Shapiro, J. S., Varble, A., Pham, A. M. and Tenoever, B. R.

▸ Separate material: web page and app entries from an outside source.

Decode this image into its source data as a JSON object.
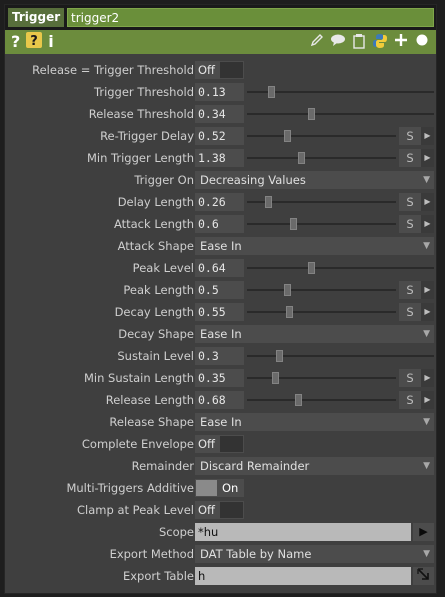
{
  "header": {
    "op_type": "Trigger",
    "op_name": "trigger2"
  },
  "toolbar": {
    "help_icon": "?",
    "py_help_icon": "?",
    "info_icon": "i"
  },
  "params": {
    "p0": {
      "label": "Release = Trigger Threshold",
      "value": "Off"
    },
    "p1": {
      "label": "Trigger Threshold",
      "value": "0.13",
      "fraction": 0.13
    },
    "p2": {
      "label": "Release Threshold",
      "value": "0.34",
      "fraction": 0.34
    },
    "p3": {
      "label": "Re-Trigger Delay",
      "value": "0.52",
      "fraction": 0.27,
      "unit": "S"
    },
    "p4": {
      "label": "Min Trigger Length",
      "value": "1.38",
      "fraction": 0.36,
      "unit": "S"
    },
    "p5": {
      "label": "Trigger On",
      "value": "Decreasing Values"
    },
    "p6": {
      "label": "Delay Length",
      "value": "0.26",
      "fraction": 0.14,
      "unit": "S"
    },
    "p7": {
      "label": "Attack Length",
      "value": "0.6",
      "fraction": 0.31,
      "unit": "S"
    },
    "p8": {
      "label": "Attack Shape",
      "value": "Ease In"
    },
    "p9": {
      "label": "Peak Level",
      "value": "0.64",
      "fraction": 0.34
    },
    "p10": {
      "label": "Peak Length",
      "value": "0.5",
      "fraction": 0.27,
      "unit": "S"
    },
    "p11": {
      "label": "Decay Length",
      "value": "0.55",
      "fraction": 0.28,
      "unit": "S"
    },
    "p12": {
      "label": "Decay Shape",
      "value": "Ease In"
    },
    "p13": {
      "label": "Sustain Level",
      "value": "0.3",
      "fraction": 0.17
    },
    "p14": {
      "label": "Min Sustain Length",
      "value": "0.35",
      "fraction": 0.19,
      "unit": "S"
    },
    "p15": {
      "label": "Release Length",
      "value": "0.68",
      "fraction": 0.34,
      "unit": "S"
    },
    "p16": {
      "label": "Release Shape",
      "value": "Ease In"
    },
    "p17": {
      "label": "Complete Envelope",
      "value": "Off"
    },
    "p18": {
      "label": "Remainder",
      "value": "Discard Remainder"
    },
    "p19": {
      "label": "Multi-Triggers Additive",
      "value": "On"
    },
    "p20": {
      "label": "Clamp at Peak Level",
      "value": "Off"
    },
    "p21": {
      "label": "Scope",
      "value": "*hu"
    },
    "p22": {
      "label": "Export Method",
      "value": "DAT Table by Name"
    },
    "p23": {
      "label": "Export Table",
      "value": "h"
    }
  }
}
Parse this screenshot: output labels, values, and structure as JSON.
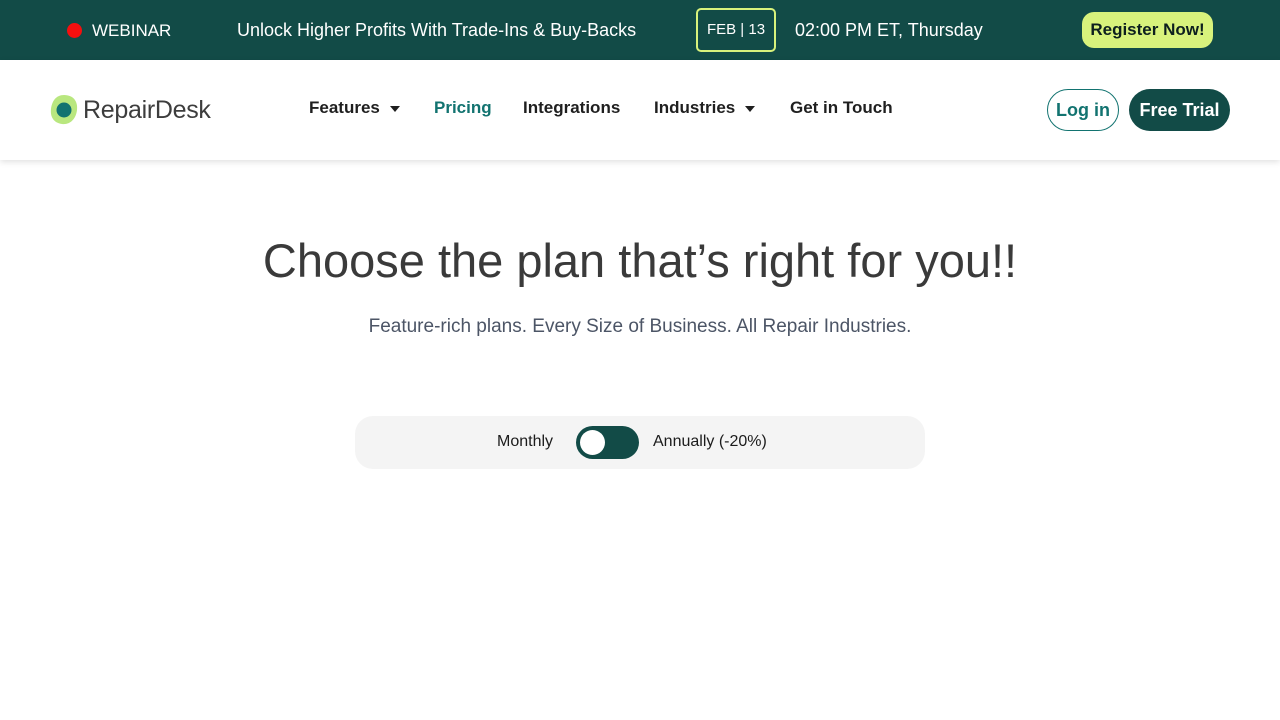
{
  "banner": {
    "badge": "WEBINAR",
    "headline": "Unlock Higher Profits With Trade-Ins & Buy-Backs",
    "date": "FEB | 13",
    "time": "02:00 PM ET, Thursday",
    "register_label": "Register Now!"
  },
  "brand": {
    "name": "RepairDesk"
  },
  "nav": {
    "items": [
      {
        "label": "Features",
        "has_dropdown": true
      },
      {
        "label": "Pricing",
        "active": true
      },
      {
        "label": "Integrations"
      },
      {
        "label": "Industries",
        "has_dropdown": true
      },
      {
        "label": "Get in Touch"
      }
    ],
    "login_label": "Log in",
    "trial_label": "Free Trial"
  },
  "hero": {
    "title": "Choose the plan that’s right for you!!",
    "subtitle": "Feature-rich plans. Every Size of Business. All Repair Industries."
  },
  "billing": {
    "monthly_label": "Monthly",
    "annual_label": "Annually (-20%)",
    "selected": "Monthly"
  },
  "colors": {
    "brand_dark": "#124b47",
    "accent_lime": "#d8f27c",
    "link_teal": "#127370",
    "live_red": "#f50f0f"
  },
  "icons": [
    "live-dot-icon",
    "repairdesk-logo-icon",
    "caret-down-icon"
  ]
}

Cellular utilization of RNA interference (RNAi) as a mechanism to combat virus infection is thought to be restricted to plants and invertebrates. In vertebrates, antiviral defenses are largely dependent on interferons (IFNs), with the use of small RNAs restricted to microRNA (miRNA)-mediated targeting of host transcripts. Here we demonstrate that incorporation of a primary miRNA into a cytoplasmic virus results in the formation of a Dicer-dependent, DGCR8-independent, mature miRNA capable of conferring RNAi-like activity. Processing of the viral mirtron-like product (virtron) is indistinguishable from endogenous miRNA maturation and elicits post-transcriptional gene silencing, albeit at a reduced level. Furthermore, virtrons impose Dicer-dependent, microprocessor-independent, and IFN-independent interference on virus replication in a sequence-specific manner. Taken together, these results suggest the existence of a noncanonical, small-RNA-based activity capable of processing cytoplasmic hairpins and perhaps contributing to the cell’s antiviral arsenal.